In today’s fast-paced world of constant information, 24-hour news, social media frenzies and ever-changing trends by consumers, the topic of sustainability has been a phrase that pops up almost everywhere, from social media to corporate responsibility statements and more, on a daily basis.
So, what is sustainability? Sustainability is a very broad topic. When you ask most farmers what their definition of sustainability is, you usually get a joking response like: “Sustainable to me means farming another year.” They usually laugh then tell you being sustainable to them truly means providing for their family today and leaving their farm operation better for the next generation, this applies both to financial resources for the farm and natural resources on the land itself.
When you ask most consumers their definition of sustainability, they typically go directly to environmental sustainability, because that’s what this trend has led them to do. These same consumers now demand that the products they purchase be derived from sustainable production practices. This also applies to food, fiber and forestry products. Farmers have to demonstrate their production practices are vetted through the “social licensing” process to meet the consumers’ ethical and moral values, in addition to the consumers’ usual decision factors, such as price, product brand and quality. Good or bad, sustainability is a topic that’s here to stay.
Agriculture has a long, beautiful story to tell in the conversation on sustainability and has a unique opportunity to capitalize on this movement. By default, farmers were indeed the very first conservationists. As I further discuss this topic, I could throw thousands of facts and figures out that clearly quantify how farmers are becoming more sustainable every day by reducing water use, pesticide applications and fuel consumption. Ultimately, all of this data will emphatically demonstrate that farmers are using less to produce more than ever before in human history.
A few specific innovations that have been monumental in farmers becoming more sustainable include:

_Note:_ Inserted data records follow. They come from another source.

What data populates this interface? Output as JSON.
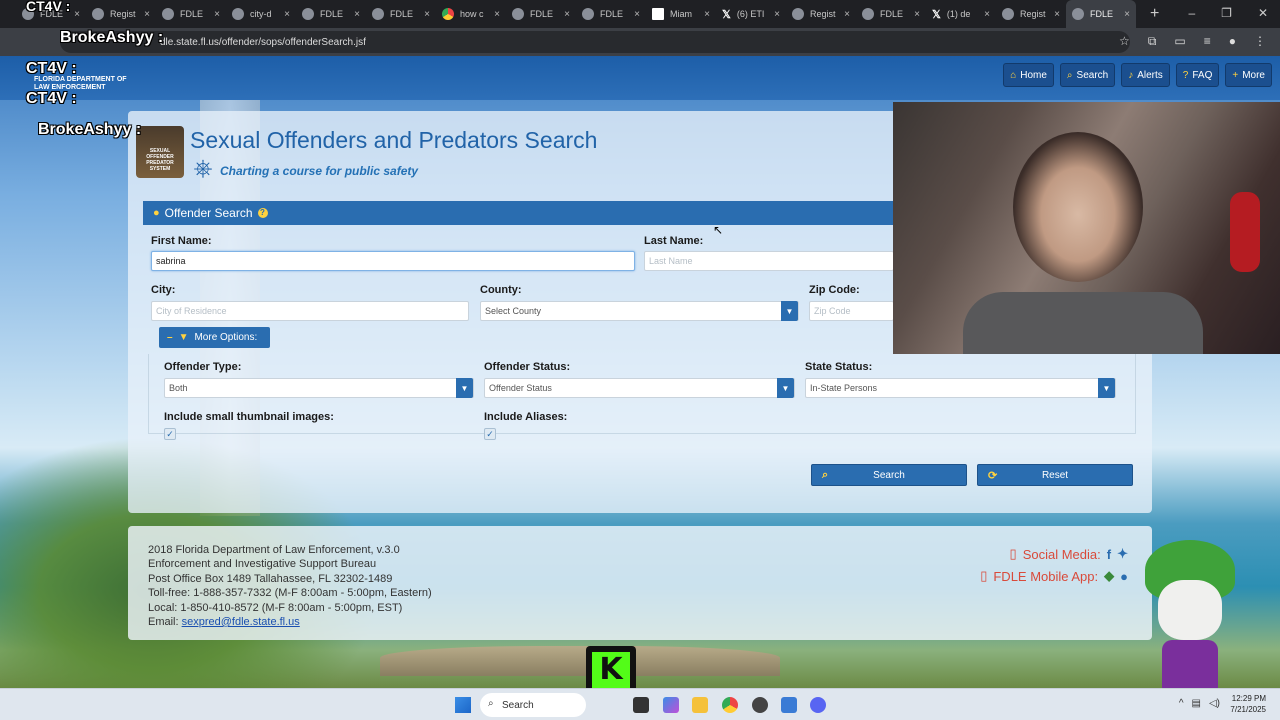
{
  "browser": {
    "tabs": [
      {
        "label": "FDLE",
        "icon": "globe-icon"
      },
      {
        "label": "Regist",
        "icon": "globe-icon"
      },
      {
        "label": "FDLE",
        "icon": "globe-icon"
      },
      {
        "label": "city-d",
        "icon": "globe-icon"
      },
      {
        "label": "FDLE",
        "icon": "globe-icon"
      },
      {
        "label": "FDLE",
        "icon": "globe-icon"
      },
      {
        "label": "how c",
        "icon": "chrome-icon"
      },
      {
        "label": "FDLE",
        "icon": "globe-icon"
      },
      {
        "label": "FDLE",
        "icon": "globe-icon"
      },
      {
        "label": "Miam",
        "icon": "news-icon"
      },
      {
        "label": "(6) ETI",
        "icon": "x-icon"
      },
      {
        "label": "Regist",
        "icon": "globe-icon"
      },
      {
        "label": "FDLE",
        "icon": "globe-icon"
      },
      {
        "label": "(1) de",
        "icon": "x-icon"
      },
      {
        "label": "Regist",
        "icon": "globe-icon"
      },
      {
        "label": "FDLE",
        "icon": "globe-icon",
        "active": true
      }
    ],
    "new_tab": "+",
    "url": "offender.fdle.state.fl.us/offender/sops/offenderSearch.jsf",
    "url_visible": "dle.state.fl.us/offender/sops/offenderSearch.jsf"
  },
  "nav": {
    "buttons": [
      {
        "label": "Home",
        "icon": "home-icon",
        "glyph": "⌂"
      },
      {
        "label": "Search",
        "icon": "search-icon",
        "glyph": "⌕"
      },
      {
        "label": "Alerts",
        "icon": "bell-icon",
        "glyph": "♪"
      },
      {
        "label": "FAQ",
        "icon": "question-icon",
        "glyph": "?"
      },
      {
        "label": "More",
        "icon": "plus-icon",
        "glyph": "+"
      }
    ]
  },
  "logo_small": {
    "line1": "FLORIDA DEPARTMENT OF",
    "line2": "LAW ENFORCEMENT"
  },
  "header": {
    "seal_text": "SEXUAL OFFENDER PREDATOR SYSTEM",
    "title": "Sexual Offenders and Predators Search",
    "tagline": "Charting a course for public safety"
  },
  "search_panel": {
    "title": "Offender Search",
    "help": "?",
    "first_name_label": "First Name:",
    "first_name_value": "sabrina",
    "last_name_label": "Last Name:",
    "last_name_placeholder": "Last Name",
    "city_label": "City:",
    "city_placeholder": "City of Residence",
    "county_label": "County:",
    "county_value": "Select County",
    "zip_label": "Zip Code:",
    "zip_placeholder": "Zip Code",
    "more_options_label": "More Options:",
    "offender_type_label": "Offender Type:",
    "offender_type_value": "Both",
    "offender_status_label": "Offender Status:",
    "offender_status_value": "Offender Status",
    "state_status_label": "State Status:",
    "state_status_value": "In-State Persons",
    "thumbnails_label": "Include small thumbnail images:",
    "thumbnails_checked": true,
    "aliases_label": "Include Aliases:",
    "aliases_checked": true,
    "search_button": "Search",
    "reset_button": "Reset"
  },
  "footer": {
    "lines": [
      "2018 Florida Department of Law Enforcement, v.3.0",
      "Enforcement and Investigative Support Bureau",
      "Post Office Box 1489 Tallahassee, FL 32302-1489",
      "Toll-free: 1-888-357-7332 (M-F 8:00am - 5:00pm, Eastern)",
      "Local: 1-850-410-8572 (M-F 8:00am - 5:00pm, EST)"
    ],
    "email_label": "Email:",
    "email": "sexpred@fdle.state.fl.us",
    "social_label": "Social Media:",
    "mobile_label": "FDLE Mobile App:"
  },
  "overlay": {
    "chat_names": [
      "CT4V :",
      "BrokeAshyy :",
      "CT4V :",
      "CT4V :",
      "BrokeAshyy :"
    ],
    "kick_letter": "K"
  },
  "taskbar": {
    "search_label": "Search",
    "time": "12:29 PM",
    "date": "7/21/2025"
  },
  "colors": {
    "accent": "#2a6db0",
    "title_blue": "#2163a8",
    "icon_yellow": "#ffd23f",
    "kick_green": "#53fc18"
  }
}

In closing, farmers have been sustainable for years, constantly improving the job they do on a daily basis. They take the utmost care of the land, pasture and crops of which the Lord has made them good stewards. They view these vital resources as a business partner for their generation and for future generations to come. In essence, farmers were sustainable before being sustainable was a trendy thing to do. We as an industry have to be proactive and do a better job of telling this wonderful story.